►
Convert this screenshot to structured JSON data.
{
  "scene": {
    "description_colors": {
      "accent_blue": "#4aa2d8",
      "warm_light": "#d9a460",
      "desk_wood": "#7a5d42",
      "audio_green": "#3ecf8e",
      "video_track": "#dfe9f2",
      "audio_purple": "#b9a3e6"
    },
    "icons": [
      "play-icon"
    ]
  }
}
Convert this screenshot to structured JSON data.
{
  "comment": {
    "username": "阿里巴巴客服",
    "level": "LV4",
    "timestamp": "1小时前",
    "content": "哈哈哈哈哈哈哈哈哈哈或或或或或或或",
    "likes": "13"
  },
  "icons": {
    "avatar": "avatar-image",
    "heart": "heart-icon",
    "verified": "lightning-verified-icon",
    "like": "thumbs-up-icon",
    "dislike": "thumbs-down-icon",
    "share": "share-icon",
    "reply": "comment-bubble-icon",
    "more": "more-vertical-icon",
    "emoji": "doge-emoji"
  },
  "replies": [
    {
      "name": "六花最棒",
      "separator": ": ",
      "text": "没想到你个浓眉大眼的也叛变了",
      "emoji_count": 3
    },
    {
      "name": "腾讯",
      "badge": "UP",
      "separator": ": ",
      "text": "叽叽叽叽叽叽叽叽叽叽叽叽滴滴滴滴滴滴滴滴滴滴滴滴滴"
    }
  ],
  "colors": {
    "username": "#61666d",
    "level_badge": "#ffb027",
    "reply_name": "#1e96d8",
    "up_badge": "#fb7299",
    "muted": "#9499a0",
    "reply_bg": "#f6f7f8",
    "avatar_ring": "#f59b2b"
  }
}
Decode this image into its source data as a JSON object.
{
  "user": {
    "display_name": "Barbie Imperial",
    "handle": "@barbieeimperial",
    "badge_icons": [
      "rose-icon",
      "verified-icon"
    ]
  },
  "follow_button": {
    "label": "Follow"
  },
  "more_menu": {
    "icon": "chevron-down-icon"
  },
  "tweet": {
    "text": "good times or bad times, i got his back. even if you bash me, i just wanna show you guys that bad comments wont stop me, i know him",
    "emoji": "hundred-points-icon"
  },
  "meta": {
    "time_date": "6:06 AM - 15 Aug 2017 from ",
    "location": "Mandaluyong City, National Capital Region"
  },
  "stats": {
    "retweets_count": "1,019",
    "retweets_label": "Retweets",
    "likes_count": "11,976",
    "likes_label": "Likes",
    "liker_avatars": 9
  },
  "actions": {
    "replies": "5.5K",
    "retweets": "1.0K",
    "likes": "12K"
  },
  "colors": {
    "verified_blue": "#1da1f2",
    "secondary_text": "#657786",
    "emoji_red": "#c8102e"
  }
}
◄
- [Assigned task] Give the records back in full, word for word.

- [Answer for this exercise]
Convert this screenshot to structured JSON data.
{
  "scene": {
    "description_colors": {
      "accent_blue": "#4aa2d8",
      "warm_light": "#d9a460",
      "desk_wood": "#7a5d42",
      "audio_green": "#3ecf8e",
      "video_track": "#dfe9f2",
      "audio_purple": "#b9a3e6"
    },
    "icons": [
      "play-icon"
    ]
  }
}
Convert this screenshot to structured JSON data.
{
  "comment": {
    "username": "阿里巴巴客服",
    "level": "LV4",
    "timestamp": "1小时前",
    "content": "哈哈哈哈哈哈哈哈哈哈或或或或或或或",
    "likes": "13"
  },
  "icons": {
    "avatar": "avatar-image",
    "heart": "heart-icon",
    "verified": "lightning-verified-icon",
    "like": "thumbs-up-icon",
    "dislike": "thumbs-down-icon",
    "share": "share-icon",
    "reply": "comment-bubble-icon",
    "more": "more-vertical-icon",
    "emoji": "doge-emoji"
  },
  "replies": [
    {
      "name": "六花最棒",
      "separator": ": ",
      "text": "没想到你个浓眉大眼的也叛变了",
      "emoji_count": 3
    },
    {
      "name": "腾讯",
      "badge": "UP",
      "separator": ": ",
      "text": "叽叽叽叽叽叽叽叽叽叽叽叽滴滴滴滴滴滴滴滴滴滴滴滴滴"
    }
  ],
  "colors": {
    "username": "#61666d",
    "level_badge": "#ffb027",
    "reply_name": "#1e96d8",
    "up_badge": "#fb7299",
    "muted": "#9499a0",
    "reply_bg": "#f6f7f8",
    "avatar_ring": "#f59b2b"
  }
}
Decode this image into its source data as a JSON object.
{
  "user": {
    "display_name": "Barbie Imperial",
    "handle": "@barbieeimperial",
    "badge_icons": [
      "rose-icon",
      "verified-icon"
    ]
  },
  "follow_button": {
    "label": "Follow"
  },
  "more_menu": {
    "icon": "chevron-down-icon"
  },
  "tweet": {
    "text": "good times or bad times, i got his back. even if you bash me, i just wanna show you guys that bad comments wont stop me, i know him",
    "emoji": "hundred-points-icon"
  },
  "meta": {
    "time_date": "6:06 AM - 15 Aug 2017 from ",
    "location": "Mandaluyong City, National Capital Region"
  },
  "stats": {
    "retweets_count": "1,019",
    "retweets_label": "Retweets",
    "likes_count": "11,976",
    "likes_label": "Likes",
    "liker_avatars": 9
  },
  "actions": {
    "replies": "5.5K",
    "retweets": "1.0K",
    "likes": "12K"
  },
  "colors": {
    "verified_blue": "#1da1f2",
    "secondary_text": "#657786",
    "emoji_red": "#c8102e"
  }
}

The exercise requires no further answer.